But this morning, I woke up to news that 12 people were killed in a massacre at a French satire magazine. Suddenly I was reminded of the seriousness of free speech and the value of controversy and comedy to point out little nuggets of truth. Even in entertainment mediums, even in comedy, the value of free expression can be seen. But more than a movie, these journalists were discussing political and cultural issues.
Is this a terrorist attack? Yes. You can’t have a free country without free expression and the ability to debate. Some do this orally, some with written text and others with art. True this magazine was well versed in controversy and accustomed to a level of threat. But a person who physically threatens the life of people to silence them is a terrorist aside from any race, religion, creed or association. Anyone who response to the peaceful protest of a pen with the violence of a gun, is an extremist, an outlier and a misrepresentation of the majority.
I cannot take up arms against that sort of narrow-minded extremism, but I can do what the brave staffers of Charlie Hebdo dared to do. I can question. I can create. I can seek truth and express it through the art of words. I can engage in the same free expression that scares extremists so much.

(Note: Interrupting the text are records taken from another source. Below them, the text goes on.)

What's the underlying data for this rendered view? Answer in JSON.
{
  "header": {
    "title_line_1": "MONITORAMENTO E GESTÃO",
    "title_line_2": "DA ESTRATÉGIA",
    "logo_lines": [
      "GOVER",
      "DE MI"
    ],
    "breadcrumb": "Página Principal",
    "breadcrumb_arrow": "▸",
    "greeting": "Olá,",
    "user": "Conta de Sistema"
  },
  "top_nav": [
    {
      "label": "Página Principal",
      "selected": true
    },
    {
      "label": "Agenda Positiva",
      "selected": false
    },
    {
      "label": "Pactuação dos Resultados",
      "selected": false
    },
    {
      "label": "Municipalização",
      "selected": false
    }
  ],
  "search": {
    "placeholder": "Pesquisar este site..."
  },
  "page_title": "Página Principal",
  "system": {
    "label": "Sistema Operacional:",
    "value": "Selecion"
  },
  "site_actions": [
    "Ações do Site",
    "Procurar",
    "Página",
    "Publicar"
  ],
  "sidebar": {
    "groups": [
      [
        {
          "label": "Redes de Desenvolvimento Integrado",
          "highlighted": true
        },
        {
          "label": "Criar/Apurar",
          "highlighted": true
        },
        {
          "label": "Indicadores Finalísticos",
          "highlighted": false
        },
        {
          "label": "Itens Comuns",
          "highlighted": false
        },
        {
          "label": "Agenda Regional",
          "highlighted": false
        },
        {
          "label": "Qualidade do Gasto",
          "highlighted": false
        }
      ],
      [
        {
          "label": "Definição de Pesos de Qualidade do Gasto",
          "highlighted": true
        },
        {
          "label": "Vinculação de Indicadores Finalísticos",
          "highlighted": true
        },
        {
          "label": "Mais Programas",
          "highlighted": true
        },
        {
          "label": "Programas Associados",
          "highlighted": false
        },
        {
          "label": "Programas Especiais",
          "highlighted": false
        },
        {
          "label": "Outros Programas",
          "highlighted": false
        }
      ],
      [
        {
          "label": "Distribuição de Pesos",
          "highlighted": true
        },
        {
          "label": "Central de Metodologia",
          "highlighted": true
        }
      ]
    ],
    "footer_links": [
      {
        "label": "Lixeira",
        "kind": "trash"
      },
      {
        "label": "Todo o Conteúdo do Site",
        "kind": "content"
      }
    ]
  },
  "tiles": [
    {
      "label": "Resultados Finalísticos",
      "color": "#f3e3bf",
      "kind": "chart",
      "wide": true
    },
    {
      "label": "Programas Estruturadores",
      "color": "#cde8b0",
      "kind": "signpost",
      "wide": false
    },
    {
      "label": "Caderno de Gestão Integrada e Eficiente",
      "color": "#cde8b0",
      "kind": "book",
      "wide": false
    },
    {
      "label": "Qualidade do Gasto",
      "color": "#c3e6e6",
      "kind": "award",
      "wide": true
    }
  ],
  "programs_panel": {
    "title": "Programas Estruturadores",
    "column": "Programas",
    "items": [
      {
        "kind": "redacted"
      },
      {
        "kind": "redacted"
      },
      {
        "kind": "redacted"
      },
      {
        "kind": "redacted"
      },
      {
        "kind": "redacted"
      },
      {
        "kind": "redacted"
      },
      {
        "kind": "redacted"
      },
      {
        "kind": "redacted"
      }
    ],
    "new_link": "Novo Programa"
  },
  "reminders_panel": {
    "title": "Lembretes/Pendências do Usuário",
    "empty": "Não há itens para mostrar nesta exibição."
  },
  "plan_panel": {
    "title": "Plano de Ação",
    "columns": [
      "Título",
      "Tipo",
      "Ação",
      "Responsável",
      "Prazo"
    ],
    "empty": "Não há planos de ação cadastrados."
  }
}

Journalists do a job necessary to democracy and these victims will be remembered for that. I will remember them. And I will dare to lift my pen and allow others the same freedom, even if they disagree with me.
This Storify collects many of the tributes to the journalists of Charlie Hebdo with translations.